A deep lighthouse with the online name Trapman Bermagui shark From a depth of about 2,130 feet (650 meters) off the coast of New South Wales in Australia. The fisherman later shared a photo of the deep-sea specimen on September 12. Facebook (opens in new tab). The image shows the dead shark’s rough sandpaper-like skin, large pointed snout, large bulging eyes, and exposed pearly whites.
The shark’s unusual features quickly caught the attention of other Facebook users, who were either stunned or frightened by the creature. One commenter wrote that they had “nightmares”, for example, while another wrote that the creature’s “evil smile” gave them “major chills.” Other people joked about the animal’s appearance, saying that the shark wore “dentures” or eventually smiled after the braces were removed.
Commentators have also speculated as to which species the shark belongs to. The most common guess was that it was, for example, a cookie cutter shark (Brazilian Isisius) is named for the distinctive bite marks it leaves on larger animals. Other estimates include a goblin shark (Mitsukurina Owstoni) or some type of lantern shark (ethmopteridae).
But Trapman Bermagui disagreed with online commenters. “It’s not entirely a cookie cutter,” said the fisherman. News Week (opens in new tab). “This is a rough-skinned shark, also known as a type of shark.”
Endeavor shark (Centrophorus moluccensis) is a type of gulper shark, a group of deep-sea sharks found worldwide. Shark Research Institute (opens in new tab).
But some shark experts were not convinced of the fisherman’s identity.
“Looks like a deep water kite shark to me (dahlia flower“It’s known in the waters off the coast of Australia,” Christopher Lowe, director of the Shark Lab at California State University in Long Beach, told Newsweek. Additional.
Dean Grubbs, a marine biologist and shark expert at Florida State University, came up with a different result. Grubbs suspected that the dead shark was a rough-skinned shark (Centroscymnus owstonii), a type of sleeping shark of the same family Greenland sharks (dreamy microcephaly), according to Newsweek.
It’s also possible that the shark belongs to a species that has never been seen before, Lowe said. “We’re discovering new deep-water shark species all the time, and many of them are very similar.”
However, other experts believe that Trapman Bermagui may still be in his place.
“It’s a gulper shark,” Brit Finucci, a fisheries scientist specializing in deep-sea sharks at the National Institute of Aquatic and Atmospheric Research in New Zealand, told Live Science in an email. However, it’s not entirely clear which species it belongs to in this group, he added.
Charlie Huveneers, a shark scientist at Flinders University in Australia, told Live Science that he accepted Finucci’s identity and that the animal was most likely a gulper shark.

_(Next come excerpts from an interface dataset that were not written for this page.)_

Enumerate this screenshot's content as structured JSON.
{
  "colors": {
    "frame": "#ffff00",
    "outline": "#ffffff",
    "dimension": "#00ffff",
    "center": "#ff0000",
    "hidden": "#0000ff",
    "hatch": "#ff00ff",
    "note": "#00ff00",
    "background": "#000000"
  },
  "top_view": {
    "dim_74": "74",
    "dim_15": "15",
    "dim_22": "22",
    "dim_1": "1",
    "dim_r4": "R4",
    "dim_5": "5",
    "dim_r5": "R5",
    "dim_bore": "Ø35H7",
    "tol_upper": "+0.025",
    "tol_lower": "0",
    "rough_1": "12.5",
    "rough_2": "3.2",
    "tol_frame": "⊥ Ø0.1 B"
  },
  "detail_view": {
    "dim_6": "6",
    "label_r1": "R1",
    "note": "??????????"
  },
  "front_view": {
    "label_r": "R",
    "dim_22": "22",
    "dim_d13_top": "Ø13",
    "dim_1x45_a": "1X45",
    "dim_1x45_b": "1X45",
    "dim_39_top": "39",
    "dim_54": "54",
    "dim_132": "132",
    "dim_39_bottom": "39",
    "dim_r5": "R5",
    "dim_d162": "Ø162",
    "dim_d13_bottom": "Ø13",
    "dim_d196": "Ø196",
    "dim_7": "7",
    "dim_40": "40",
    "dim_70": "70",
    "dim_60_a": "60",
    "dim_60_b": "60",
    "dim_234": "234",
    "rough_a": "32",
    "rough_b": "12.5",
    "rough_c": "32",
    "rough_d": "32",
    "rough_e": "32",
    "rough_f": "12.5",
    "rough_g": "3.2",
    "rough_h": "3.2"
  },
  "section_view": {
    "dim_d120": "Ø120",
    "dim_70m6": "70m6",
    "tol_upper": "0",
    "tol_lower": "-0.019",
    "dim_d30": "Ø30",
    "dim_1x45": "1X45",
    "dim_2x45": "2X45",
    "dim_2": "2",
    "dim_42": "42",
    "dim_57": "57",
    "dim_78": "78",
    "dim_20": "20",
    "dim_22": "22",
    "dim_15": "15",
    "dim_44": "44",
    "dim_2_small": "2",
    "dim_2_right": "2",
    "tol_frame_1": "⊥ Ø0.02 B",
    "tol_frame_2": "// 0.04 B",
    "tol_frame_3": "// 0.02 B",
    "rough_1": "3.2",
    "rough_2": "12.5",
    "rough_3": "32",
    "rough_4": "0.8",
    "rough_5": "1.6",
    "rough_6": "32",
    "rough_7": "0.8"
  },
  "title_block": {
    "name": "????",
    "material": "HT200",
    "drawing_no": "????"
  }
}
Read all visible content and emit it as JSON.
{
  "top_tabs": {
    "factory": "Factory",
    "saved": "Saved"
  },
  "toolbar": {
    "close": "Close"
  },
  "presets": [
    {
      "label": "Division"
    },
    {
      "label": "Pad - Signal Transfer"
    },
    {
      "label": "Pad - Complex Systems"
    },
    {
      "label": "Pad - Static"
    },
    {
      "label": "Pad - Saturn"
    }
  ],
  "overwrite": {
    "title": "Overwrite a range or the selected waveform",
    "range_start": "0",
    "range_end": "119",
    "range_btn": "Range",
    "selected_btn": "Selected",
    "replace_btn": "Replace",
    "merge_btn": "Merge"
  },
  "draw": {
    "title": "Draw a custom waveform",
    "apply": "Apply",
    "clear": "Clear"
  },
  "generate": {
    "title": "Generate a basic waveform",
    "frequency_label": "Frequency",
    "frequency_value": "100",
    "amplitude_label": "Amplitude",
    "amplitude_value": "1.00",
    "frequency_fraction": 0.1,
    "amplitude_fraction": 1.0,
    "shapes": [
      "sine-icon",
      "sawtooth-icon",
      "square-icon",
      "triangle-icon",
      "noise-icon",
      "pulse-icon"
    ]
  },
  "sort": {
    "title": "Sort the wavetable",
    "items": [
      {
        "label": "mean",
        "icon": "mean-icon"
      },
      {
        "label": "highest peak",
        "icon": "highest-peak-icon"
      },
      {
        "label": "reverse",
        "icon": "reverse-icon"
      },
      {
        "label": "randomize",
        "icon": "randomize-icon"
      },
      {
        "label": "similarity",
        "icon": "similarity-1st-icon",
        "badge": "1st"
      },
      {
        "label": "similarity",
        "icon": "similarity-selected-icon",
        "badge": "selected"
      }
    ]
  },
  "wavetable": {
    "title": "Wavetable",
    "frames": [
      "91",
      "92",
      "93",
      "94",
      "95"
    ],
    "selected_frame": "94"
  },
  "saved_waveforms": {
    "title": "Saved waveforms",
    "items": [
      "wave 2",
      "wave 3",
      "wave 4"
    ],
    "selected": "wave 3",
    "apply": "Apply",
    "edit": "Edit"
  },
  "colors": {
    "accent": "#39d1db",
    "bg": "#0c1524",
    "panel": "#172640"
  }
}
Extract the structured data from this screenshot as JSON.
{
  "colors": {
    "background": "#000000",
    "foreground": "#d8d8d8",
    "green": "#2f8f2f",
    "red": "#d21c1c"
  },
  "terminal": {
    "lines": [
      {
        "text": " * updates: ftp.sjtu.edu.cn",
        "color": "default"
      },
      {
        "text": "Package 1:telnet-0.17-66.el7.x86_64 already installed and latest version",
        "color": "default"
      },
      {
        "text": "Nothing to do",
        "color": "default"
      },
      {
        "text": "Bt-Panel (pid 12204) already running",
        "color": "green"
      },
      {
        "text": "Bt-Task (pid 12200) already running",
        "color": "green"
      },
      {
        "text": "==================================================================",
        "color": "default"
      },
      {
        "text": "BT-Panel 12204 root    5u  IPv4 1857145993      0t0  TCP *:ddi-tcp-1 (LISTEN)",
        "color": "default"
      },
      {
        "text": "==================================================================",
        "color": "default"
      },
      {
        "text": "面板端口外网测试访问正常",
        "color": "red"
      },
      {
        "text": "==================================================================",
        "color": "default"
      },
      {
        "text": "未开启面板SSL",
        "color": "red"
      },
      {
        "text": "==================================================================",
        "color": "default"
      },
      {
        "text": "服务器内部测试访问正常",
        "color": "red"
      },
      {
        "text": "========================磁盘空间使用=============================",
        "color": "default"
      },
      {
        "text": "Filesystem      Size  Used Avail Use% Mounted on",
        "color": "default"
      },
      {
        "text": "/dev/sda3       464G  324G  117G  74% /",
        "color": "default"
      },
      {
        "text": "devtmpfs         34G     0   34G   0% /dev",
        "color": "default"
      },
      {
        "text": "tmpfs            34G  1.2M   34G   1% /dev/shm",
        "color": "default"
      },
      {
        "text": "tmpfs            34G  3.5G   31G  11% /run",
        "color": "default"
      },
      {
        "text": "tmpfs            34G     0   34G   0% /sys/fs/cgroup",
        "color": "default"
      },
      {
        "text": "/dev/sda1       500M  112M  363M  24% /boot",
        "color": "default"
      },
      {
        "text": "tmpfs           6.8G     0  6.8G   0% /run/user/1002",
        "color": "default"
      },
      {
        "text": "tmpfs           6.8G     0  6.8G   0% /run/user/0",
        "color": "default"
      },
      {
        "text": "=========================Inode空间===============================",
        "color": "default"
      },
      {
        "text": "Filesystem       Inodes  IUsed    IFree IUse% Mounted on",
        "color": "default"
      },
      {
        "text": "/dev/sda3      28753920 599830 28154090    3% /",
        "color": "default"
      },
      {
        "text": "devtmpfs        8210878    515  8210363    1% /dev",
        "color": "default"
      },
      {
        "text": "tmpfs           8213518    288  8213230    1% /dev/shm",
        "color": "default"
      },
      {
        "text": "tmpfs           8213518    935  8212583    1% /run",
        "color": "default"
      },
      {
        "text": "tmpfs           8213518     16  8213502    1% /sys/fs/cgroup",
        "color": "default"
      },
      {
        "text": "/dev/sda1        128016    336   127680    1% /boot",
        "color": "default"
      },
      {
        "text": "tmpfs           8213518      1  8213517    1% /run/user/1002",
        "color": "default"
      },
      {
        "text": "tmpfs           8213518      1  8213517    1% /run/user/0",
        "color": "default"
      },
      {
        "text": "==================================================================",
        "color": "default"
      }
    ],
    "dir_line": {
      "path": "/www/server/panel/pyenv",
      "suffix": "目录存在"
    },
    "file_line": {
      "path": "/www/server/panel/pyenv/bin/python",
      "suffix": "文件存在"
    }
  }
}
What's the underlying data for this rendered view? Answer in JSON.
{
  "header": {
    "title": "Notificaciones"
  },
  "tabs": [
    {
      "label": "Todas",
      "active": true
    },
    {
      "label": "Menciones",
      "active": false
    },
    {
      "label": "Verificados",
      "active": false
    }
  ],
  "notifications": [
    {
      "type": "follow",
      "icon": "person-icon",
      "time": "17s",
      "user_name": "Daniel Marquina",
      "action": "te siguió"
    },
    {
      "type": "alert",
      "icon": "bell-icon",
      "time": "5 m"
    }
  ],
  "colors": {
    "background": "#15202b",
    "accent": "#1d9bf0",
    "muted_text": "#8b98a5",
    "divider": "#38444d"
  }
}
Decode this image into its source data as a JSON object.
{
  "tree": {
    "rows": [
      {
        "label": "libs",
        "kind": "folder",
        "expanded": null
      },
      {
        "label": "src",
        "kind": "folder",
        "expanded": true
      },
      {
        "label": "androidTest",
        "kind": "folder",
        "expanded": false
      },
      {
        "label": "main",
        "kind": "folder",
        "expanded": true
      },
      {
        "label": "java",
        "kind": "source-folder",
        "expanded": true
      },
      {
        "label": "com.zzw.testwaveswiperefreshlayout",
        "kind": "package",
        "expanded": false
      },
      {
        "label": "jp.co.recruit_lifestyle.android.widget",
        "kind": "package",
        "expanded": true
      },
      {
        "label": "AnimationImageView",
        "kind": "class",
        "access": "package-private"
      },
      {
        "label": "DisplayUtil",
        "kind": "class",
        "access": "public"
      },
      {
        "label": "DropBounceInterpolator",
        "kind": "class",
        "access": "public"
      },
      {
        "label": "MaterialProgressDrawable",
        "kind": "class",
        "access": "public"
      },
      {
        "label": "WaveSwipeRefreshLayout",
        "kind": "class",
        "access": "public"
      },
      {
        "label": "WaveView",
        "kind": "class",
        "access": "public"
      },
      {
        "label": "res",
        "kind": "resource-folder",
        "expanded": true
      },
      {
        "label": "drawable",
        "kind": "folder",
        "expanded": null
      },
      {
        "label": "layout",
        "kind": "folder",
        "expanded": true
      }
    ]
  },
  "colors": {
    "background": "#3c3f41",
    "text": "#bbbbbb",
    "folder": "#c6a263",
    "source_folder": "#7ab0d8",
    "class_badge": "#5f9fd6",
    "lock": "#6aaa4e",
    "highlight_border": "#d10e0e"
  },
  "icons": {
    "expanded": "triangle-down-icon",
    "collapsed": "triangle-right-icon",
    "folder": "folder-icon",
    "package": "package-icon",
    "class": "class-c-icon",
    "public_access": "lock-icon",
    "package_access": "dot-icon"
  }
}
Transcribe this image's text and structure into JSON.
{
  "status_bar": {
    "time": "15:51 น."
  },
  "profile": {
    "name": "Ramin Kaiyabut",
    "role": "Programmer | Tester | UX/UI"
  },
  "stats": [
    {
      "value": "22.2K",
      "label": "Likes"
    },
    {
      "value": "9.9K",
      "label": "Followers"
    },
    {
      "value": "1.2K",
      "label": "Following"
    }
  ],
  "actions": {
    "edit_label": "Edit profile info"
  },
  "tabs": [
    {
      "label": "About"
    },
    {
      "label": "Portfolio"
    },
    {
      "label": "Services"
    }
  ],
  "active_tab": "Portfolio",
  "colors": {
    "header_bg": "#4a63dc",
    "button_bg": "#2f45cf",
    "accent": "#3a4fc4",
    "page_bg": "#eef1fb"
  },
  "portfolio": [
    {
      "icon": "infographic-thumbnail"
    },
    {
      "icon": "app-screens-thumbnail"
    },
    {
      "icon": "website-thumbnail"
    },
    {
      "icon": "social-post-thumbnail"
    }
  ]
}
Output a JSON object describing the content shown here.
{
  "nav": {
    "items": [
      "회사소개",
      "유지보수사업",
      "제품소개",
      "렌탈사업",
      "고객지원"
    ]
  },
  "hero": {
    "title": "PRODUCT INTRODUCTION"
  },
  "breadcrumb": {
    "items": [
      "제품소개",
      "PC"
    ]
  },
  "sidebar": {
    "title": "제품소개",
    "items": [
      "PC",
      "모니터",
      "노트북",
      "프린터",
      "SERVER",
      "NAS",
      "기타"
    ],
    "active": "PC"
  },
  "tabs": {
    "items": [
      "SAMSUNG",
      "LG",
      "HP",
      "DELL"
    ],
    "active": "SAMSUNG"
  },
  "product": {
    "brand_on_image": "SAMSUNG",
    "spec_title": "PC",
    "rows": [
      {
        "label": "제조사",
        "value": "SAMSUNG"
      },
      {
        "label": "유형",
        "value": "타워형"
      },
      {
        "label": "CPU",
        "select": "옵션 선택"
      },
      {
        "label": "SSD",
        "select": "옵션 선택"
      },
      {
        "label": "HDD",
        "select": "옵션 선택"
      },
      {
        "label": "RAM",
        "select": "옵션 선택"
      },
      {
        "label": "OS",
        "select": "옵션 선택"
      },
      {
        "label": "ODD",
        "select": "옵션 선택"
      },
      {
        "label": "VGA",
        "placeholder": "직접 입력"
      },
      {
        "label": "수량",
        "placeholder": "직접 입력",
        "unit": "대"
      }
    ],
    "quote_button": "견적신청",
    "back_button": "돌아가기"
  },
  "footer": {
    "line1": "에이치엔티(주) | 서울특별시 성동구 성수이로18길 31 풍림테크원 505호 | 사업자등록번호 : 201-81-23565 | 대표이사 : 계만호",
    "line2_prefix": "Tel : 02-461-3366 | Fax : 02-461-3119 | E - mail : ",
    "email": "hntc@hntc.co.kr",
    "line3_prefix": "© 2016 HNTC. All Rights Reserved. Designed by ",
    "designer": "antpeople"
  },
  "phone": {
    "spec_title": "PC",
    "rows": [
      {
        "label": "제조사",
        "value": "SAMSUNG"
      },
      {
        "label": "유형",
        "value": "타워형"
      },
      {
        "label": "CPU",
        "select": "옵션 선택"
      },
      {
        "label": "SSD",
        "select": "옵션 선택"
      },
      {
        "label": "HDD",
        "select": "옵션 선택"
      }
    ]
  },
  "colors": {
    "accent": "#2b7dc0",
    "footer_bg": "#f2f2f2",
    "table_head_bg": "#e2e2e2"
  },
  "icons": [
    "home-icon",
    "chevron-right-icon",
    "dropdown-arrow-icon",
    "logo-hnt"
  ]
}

“In the past, fishermen in New South Wales have targeted gulper sharks for their liver oil,” Finucci said. Most gulper sharks are “very susceptible to overexploitation from fishing” and as a result “some species are currently highly threatened and protected in Australia,” he added.
Originally published on Live Science.